There are both specialised and mainstream supports available for children with disabilities, including autism. Mainstream preschools receive support from my Department, while both the Department of Education and Skills and the HSE continue to support some specialist early intervention classes and pre-schools, which in many cases provide placements for children with ASD. Contact should be made with the local children’s disability service for further information. In addition, the National Council for Special Education team of locally based Special Education Needs Organisers (SENOs) are available to assist parents to identify appropriate educational placements for children with special educational needs and to discuss their child's special educational needs. The local SENO contact details are available on www.ncse.ie.
Many children with disabilities, including autism, take part in mainstream early learning and care services. Participation of children with disabilities in the Early Childhood Care and Education (ECCE) universal pre-school programme in mainstream preschool settings is supported by the Access and Inclusion Model (AIM). The key objective of AIM is to support early learning and care providers to deliver an inclusive preschool experience, ensuring that children with a disability can fully participate in the ECCE Programme, thereby reaping the benefits of quality preschool education.
AIM has seven levels of progressive support, moving from universal to targeted, based on the needs of the child and the early learning and care setting they are attending. The seven levels include the following:
Level 1: An Inclusive Culture
This level recognises that a strong culture of inclusion must be fostered and embedded to support all children’s maximum participation in the ECCE Programme.
- An Inclusion Charter for the Early Years Sector and updated Diversity, Equality and Inclusion Guidelines have been published and a national training programme on the Guidelines is being rolled out.
- A higher education programme in Leadership for INClusion in Early Years Settings (LINC) was established in 2016 with provision for 900 students annually for four years, who when qualified may be employed as Inclusion Coordinator in a mainstream preschool setting.

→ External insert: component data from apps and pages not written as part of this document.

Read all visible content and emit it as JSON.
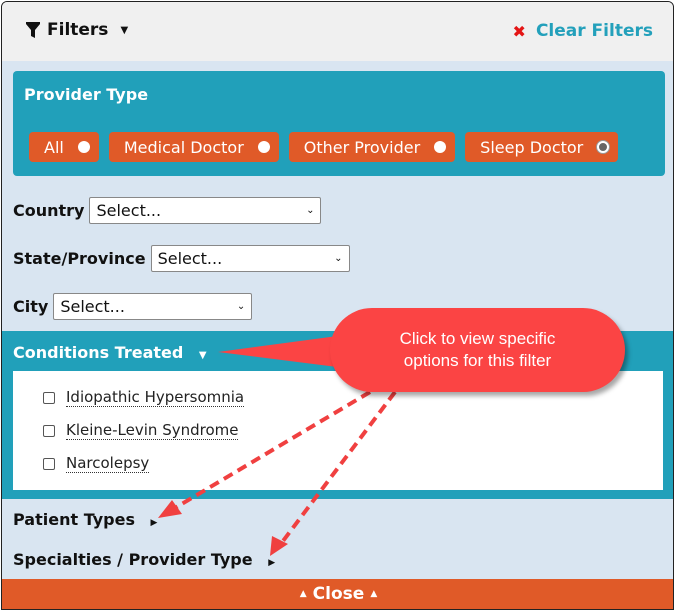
{
  "header": {
    "title": "Filters",
    "filter_icon": "funnel-icon",
    "clear_label": "Clear Filters",
    "clear_icon": "x-icon"
  },
  "provider_type": {
    "title": "Provider Type",
    "options": [
      {
        "label": "All",
        "selected": false
      },
      {
        "label": "Medical Doctor",
        "selected": false
      },
      {
        "label": "Other Provider",
        "selected": false
      },
      {
        "label": "Sleep Doctor",
        "selected": true
      }
    ]
  },
  "location": {
    "country": {
      "label": "Country",
      "value": "Select..."
    },
    "state": {
      "label": "State/Province",
      "value": "Select..."
    },
    "city": {
      "label": "City",
      "value": "Select..."
    }
  },
  "conditions": {
    "title": "Conditions Treated",
    "options": [
      {
        "label": "Idiopathic Hypersomnia",
        "checked": false
      },
      {
        "label": "Kleine-Levin Syndrome",
        "checked": false
      },
      {
        "label": "Narcolepsy",
        "checked": false
      }
    ]
  },
  "sections": {
    "patient_types": "Patient Types",
    "specialties": "Specialties / Provider Type"
  },
  "close_label": "Close",
  "callout": {
    "line1": "Click to view specific",
    "line2": "options for this filter"
  },
  "colors": {
    "accent_teal": "#21a0ba",
    "accent_orange": "#e05a28",
    "callout_red": "#fb4444",
    "clear_x_red": "#e41515"
  }
}
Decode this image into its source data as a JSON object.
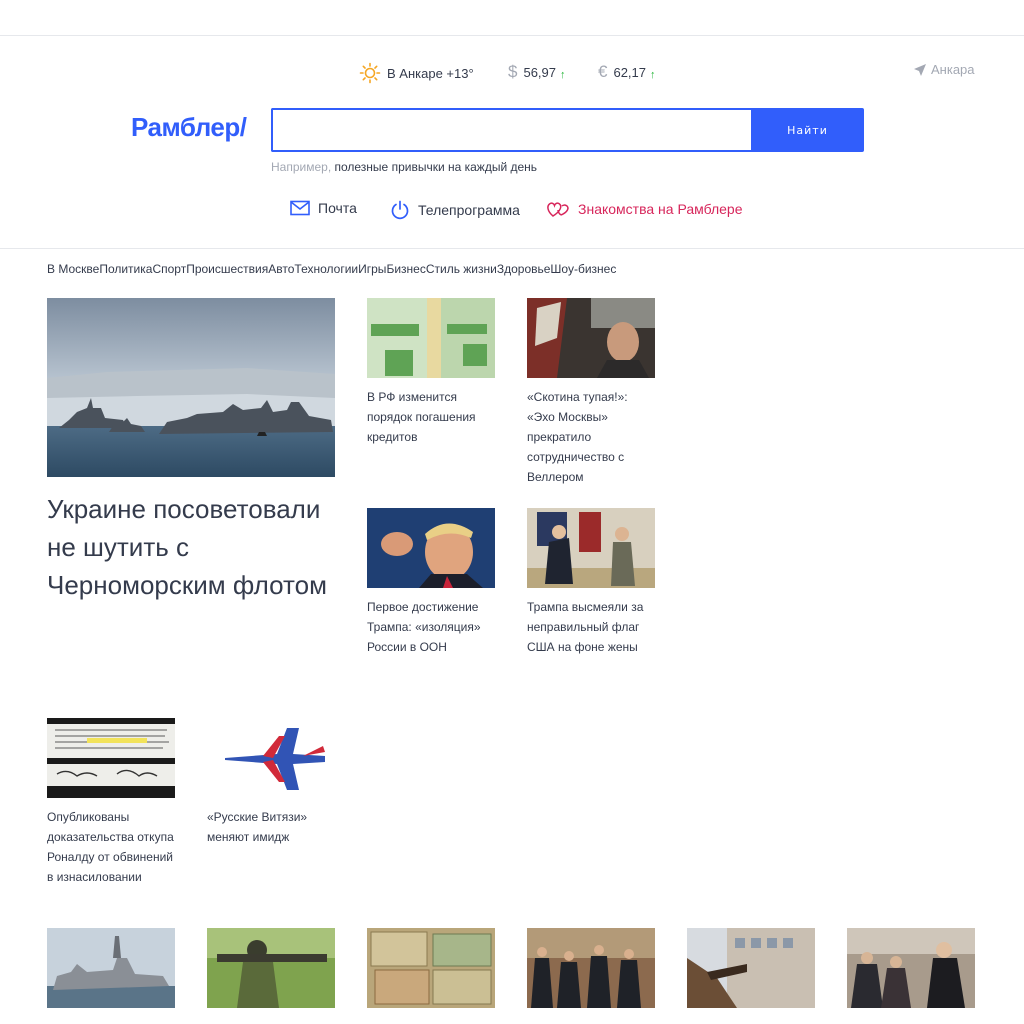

- AIM Inclusive Play (AIP) packs were developed for preschool settings and included toys and materials to encourage coordination and audio, visual and tactile skills for all children. 6,500 AIP packs were delivered to preschool settings delivering the ECCE programme.
Level 3: A Qualified and Confident Workforce
This level, in recognising the requirement to continue to develop a qualified workforce that can confidently meet the needs of all children wishing to participate in the ECCE Programme, provides for a multi-annual training programme for preschool practitioners.
Where an ELC provider, in conjunction with a parent, considers that they may need some additional support in order to meet the needs of a child with a disability in an inclusive way, they can apply for a suite of more targeted supports, namely:
Level 4: Expert Early Years Educational Advice and Support
This level provides access to mentoring for preschool practitioners from a team of dedicated AIM Early Years Specialists. To avail of this support, preschool providers and parents are requested to complete an online Access and Inclusion Profile. This looks at the strengths, abilities and needs of the child, as well as the strengths and needs of the preschool setting.
Level 5: Equipment, Appliances and Minor Alterations Capital Grants
This level provides for access to specialised equipment, appliances, assistive technology and/or minor alterations capital grants for ELC settings to ensure children with a disability can participate in the ECCE programme. A short report from a designated professional is required confirming that the specialised equipment or minor building alterations are necessary.
Level 6: Therapeutic Intervention
AIM Level 6 provides access to therapeutic services where they are critical to enable the child to be enrolled and to meaningfully participate in the ECCE Programme. To avail of this support, the preschool provider, in conjunction with the parent, must complete the online Access and Inclusion Profile. The HSE decides on the appropriate Level 6 therapeutic supports needed by the child in the preschool setting.
Level 7: Additional Assistance in the Preschool Room
This level provides additional assistance in the preschool room where this is critical to ensuring a child’s participation in the ECCE Programme. AIM provides financial support to the preschool provider where needed, which can be used either to reduce the adult to child ratio in the preschool room or to buy in additional assistance to the preschool room. Level 7 assistance is a shared resource for the preschool setting.
Children can be registered on the ECCE Programme (free pre-school) if they are over 2 years and 8 months before 1st September. The ECCE Programme is available to each child for two pre-school years, provided the child is not older than 5½ years at the end of the pre-school year.
Since its introduction in 2016, AIM has provided over 12,100 children with disabilities with over 26,800 targeted supports across over 3,300 preschools. Thousands more preschool children are benefitting from the universal supports provided under AIM. I have recently announced an additional €10 million in funding for the AIM initiative in Budget 2020.
As AIM is available nationwide all mainstream providers in the Limerick area that are taking part in the ECCE Programme can avail of AIM supports. The Limerick County Childcare Committee can provide information on ECCE providers locally. Limerick County Childcare Committee can be contacted at 061 600918, http://www.limerickchildcare.ie/